Let an ultraintelligent machine be defined as a machine that can far surpass all the intellectual activities of any man however clever. Since the design of machines is one of these intellectual activities, an ultraintelligent machine could design even better machines; there would then unquestionably be an 'intelligence explosion,' and the intelligence of man would be left far behind. Thus the first ultraintelligent machine is the last invention that man need ever make.[9]

Good's authorship of treatises such as "Speculations Concerning the First Ultraintelligent Machine" and "Logic of Man and Machine" (both 1965) made him the obvious person for Stanley Kubrick to consult when filming 2001: A Space Odyssey (1968), one of whose principal characters was the paranoid HAL 9000 supercomputer.[3] In 1995 Good was elected a member of the Academy of Motion Picture Arts and Sciences.[2]

Personality[edit]

The slender, bushy-moustached Good was blessed with a sense of humor.
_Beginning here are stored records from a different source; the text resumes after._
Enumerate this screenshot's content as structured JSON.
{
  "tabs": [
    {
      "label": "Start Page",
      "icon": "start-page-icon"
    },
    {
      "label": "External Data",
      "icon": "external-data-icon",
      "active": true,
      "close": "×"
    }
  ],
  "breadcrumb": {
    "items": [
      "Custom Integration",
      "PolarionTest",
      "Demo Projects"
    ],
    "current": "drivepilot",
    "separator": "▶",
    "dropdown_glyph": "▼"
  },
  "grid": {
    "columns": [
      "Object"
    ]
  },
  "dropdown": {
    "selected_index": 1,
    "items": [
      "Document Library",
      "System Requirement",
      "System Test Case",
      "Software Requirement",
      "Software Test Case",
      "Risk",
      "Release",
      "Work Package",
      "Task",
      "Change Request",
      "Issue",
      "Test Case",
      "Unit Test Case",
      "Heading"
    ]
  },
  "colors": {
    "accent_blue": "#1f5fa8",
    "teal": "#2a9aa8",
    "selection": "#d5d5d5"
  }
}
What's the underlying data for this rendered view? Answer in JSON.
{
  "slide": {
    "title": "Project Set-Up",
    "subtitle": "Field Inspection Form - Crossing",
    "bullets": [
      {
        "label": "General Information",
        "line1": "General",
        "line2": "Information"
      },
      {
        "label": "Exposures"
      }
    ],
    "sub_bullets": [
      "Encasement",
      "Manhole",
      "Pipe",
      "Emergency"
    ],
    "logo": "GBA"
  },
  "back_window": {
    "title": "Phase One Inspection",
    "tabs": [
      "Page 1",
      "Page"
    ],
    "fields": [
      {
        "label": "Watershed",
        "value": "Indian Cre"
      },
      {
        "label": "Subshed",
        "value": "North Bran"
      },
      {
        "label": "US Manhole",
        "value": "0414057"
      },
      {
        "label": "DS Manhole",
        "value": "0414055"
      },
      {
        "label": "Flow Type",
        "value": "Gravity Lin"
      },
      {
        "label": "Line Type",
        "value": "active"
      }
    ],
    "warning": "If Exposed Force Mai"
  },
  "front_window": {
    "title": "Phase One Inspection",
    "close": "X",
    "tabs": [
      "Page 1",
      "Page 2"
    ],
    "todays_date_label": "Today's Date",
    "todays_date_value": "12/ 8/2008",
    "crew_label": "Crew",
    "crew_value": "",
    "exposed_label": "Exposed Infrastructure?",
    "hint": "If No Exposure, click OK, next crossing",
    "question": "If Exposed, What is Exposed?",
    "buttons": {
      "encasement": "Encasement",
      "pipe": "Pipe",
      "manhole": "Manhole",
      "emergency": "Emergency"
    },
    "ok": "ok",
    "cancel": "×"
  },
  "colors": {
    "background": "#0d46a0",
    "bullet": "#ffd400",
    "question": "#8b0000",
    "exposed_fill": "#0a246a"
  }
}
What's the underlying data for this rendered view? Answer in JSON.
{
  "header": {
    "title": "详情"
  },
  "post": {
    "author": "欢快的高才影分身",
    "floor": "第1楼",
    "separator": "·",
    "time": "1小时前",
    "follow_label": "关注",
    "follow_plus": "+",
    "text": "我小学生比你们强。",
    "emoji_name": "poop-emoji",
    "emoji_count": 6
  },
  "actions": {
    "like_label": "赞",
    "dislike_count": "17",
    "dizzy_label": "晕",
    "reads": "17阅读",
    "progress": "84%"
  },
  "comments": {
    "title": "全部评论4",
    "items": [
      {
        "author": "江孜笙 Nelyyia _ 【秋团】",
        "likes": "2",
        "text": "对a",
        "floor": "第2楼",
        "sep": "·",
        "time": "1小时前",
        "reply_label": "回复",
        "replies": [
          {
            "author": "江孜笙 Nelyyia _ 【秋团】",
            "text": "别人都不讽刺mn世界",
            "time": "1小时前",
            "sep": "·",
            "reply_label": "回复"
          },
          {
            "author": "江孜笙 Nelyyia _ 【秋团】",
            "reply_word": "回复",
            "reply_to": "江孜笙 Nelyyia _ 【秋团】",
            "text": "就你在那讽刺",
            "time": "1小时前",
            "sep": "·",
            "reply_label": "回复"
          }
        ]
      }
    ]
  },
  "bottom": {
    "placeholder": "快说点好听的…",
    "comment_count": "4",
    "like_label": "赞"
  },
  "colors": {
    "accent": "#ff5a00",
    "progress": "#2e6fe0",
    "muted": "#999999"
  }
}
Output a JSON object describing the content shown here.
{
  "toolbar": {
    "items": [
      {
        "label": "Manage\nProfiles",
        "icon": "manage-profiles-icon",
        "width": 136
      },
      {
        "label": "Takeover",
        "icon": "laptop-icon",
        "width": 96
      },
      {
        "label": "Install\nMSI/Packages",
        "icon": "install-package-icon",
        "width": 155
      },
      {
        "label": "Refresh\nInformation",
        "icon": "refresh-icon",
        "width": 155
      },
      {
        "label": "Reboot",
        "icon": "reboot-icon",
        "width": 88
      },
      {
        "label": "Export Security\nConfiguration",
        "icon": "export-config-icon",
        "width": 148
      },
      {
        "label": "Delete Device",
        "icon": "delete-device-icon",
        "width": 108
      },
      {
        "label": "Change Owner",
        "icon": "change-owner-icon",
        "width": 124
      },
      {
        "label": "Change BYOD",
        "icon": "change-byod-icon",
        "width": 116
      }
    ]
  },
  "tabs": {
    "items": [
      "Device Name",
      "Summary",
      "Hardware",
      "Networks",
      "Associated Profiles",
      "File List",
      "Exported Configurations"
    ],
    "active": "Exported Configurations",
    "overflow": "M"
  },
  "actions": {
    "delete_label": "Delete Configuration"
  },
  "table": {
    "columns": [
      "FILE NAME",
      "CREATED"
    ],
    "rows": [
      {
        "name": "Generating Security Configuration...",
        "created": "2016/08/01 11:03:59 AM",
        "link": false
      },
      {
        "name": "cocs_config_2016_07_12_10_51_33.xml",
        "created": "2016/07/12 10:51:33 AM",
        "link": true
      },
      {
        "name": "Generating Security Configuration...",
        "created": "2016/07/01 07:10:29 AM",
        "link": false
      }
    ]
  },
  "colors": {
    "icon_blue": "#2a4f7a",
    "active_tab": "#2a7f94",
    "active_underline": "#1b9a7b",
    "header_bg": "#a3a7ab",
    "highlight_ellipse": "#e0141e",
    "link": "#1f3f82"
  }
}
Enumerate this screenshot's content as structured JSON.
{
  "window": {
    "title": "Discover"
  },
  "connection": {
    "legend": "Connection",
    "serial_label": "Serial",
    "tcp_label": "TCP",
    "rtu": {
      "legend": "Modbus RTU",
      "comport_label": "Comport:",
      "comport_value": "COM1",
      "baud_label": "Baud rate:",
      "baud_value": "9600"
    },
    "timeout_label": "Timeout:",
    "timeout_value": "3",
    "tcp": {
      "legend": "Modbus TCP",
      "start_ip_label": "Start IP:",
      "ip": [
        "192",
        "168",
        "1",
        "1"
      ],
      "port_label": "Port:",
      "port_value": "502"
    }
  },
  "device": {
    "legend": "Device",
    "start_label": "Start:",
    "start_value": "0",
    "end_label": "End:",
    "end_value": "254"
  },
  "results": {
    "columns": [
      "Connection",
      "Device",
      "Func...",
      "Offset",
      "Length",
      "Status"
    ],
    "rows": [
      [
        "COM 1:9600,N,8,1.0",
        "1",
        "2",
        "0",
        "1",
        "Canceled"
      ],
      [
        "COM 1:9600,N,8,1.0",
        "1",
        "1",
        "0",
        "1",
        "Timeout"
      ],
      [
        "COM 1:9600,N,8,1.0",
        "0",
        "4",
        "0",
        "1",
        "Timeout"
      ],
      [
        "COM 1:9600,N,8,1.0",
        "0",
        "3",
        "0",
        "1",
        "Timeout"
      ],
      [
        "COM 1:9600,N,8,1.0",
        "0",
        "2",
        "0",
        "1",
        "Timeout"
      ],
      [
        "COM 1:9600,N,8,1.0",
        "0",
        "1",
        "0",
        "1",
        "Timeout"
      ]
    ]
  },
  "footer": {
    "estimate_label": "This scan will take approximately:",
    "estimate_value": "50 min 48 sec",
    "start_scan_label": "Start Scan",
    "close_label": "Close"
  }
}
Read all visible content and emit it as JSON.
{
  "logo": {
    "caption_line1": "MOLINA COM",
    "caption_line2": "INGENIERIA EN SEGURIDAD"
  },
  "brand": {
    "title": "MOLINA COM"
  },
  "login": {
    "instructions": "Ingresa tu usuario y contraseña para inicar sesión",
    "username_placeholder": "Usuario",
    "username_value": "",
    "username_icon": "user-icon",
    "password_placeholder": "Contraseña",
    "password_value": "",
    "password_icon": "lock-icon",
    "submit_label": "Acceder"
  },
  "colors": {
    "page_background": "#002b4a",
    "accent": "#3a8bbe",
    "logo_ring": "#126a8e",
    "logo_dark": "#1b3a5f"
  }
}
He published a paper under the names IJ Good and "K Caj Doog"—the latter, his own nickname spelled backwards. In a 1988 paper,[10] he introduced its subject by saying, "Many people have contributed to this topic but I shall mainly review the writings of I. J. Good because I have read them all carefully." In Virginia he chose, as his vanity license plate, "007IJG," in subtle reference to his World War II intelligence work.[3]

Good never married.[11] After going through ten assistants in his first thirteen years at Virginia, he hired Leslie Pendleton, who proved up to the task of managing his quirks. He wanted to marry her, but she refused. Although there was speculation, they were never more than friends, but she was his assistant, companion, and friend for the rest of his life.[12]

Death[edit]

Good died on 5 April 2009 of natural causes in Radford, Virginia, aged 92.[13]

Books[edit]

  • Good, I.J. (1950), Probability and the Weighing of Evidence, London: Griffin, ASIN B0000CHL1R 
  • Good, Irving John (1965), The estimation of probabilities: An essay on modern Bayesian methods, Research monograph no. 30, M.I.T. Press, ASIN B0006BMRMM 
  • Good, Irving John (1965), The scientist speculates: An anthology of partly-baked ideas, Capricorn Books 
  • Osteyee, David Bridston; Good, Irving John (1974), Information, Weight of Evidence: The Singularity Between Probability Measures and Signal Detection, Springer, ISBN 978-3-540-06726-9 
  • Good, Irving John (2009) [1983], Good Thinking: The Foundations of Probability and Its Applications, of Minnesota Press (Republished by Dover), ISBN 978-0486474380 

See also[edit]

Notes[edit]

  1. ^ "Passings". Los Angeles Times. April 13, 2009. Retrieved April 13, 2009. 
  2. ^ a b c The Times of 16-apr-09, http://www.timesonline.co.uk/tol/comment/obituaries/article6100314.ece
  3. ^ a b c d e f g h i Dan van der Vat (29 April 2009, p. 32.). ""Jack Good" (obituary)". The Guardian. Retrieved 2013-10-09. 
  4. ^ Hugh Sebag-Montefiore, Enigma: The Battle for the Code, p. 189.
  5. ^ Chess Notes 4034. The code-breakers by Edward Winter; based on a report from CHESS, February 1945, p. 73.
  6. ^ "Good, Irving John". CV. Virginia Polytechnic Institute and State University. July 24 04. Retrieved 4 October 2010. 
  7. ^ "The interaction algorithm and practical fourier analysis," Journal of the Royal Statistical Society Series B, vol. 20, no. 2, pp. 361-372, 1958, addendum: ibid. 22 (2), 373-375 (1960).
  8. ^ "The mystery of Go", The New Scientist, January 1965, pp. 172-74.
  9. ^ I.J. Good, "Speculations Concerning the First Ultraintelligent Machine" (HTML), Advances in Computers, vol. 6, 1965.
  10. ^ I.J. Good, "The Interface Between Statistics and Philosophy of Science," Statistical Science, vol. 3, no. 4, 1988, pp. 386–97.
  11. ^ http://www.vtnews.vt.edu/story.php?relyear=2009&itemno=276
  12. ^ http://io9.com/why-a-superintelligent-machine-may-be-the-last-thing-we-1440091472
  13. ^ Virginia Tech news release of Good's death.

References[edit]

External links[edit]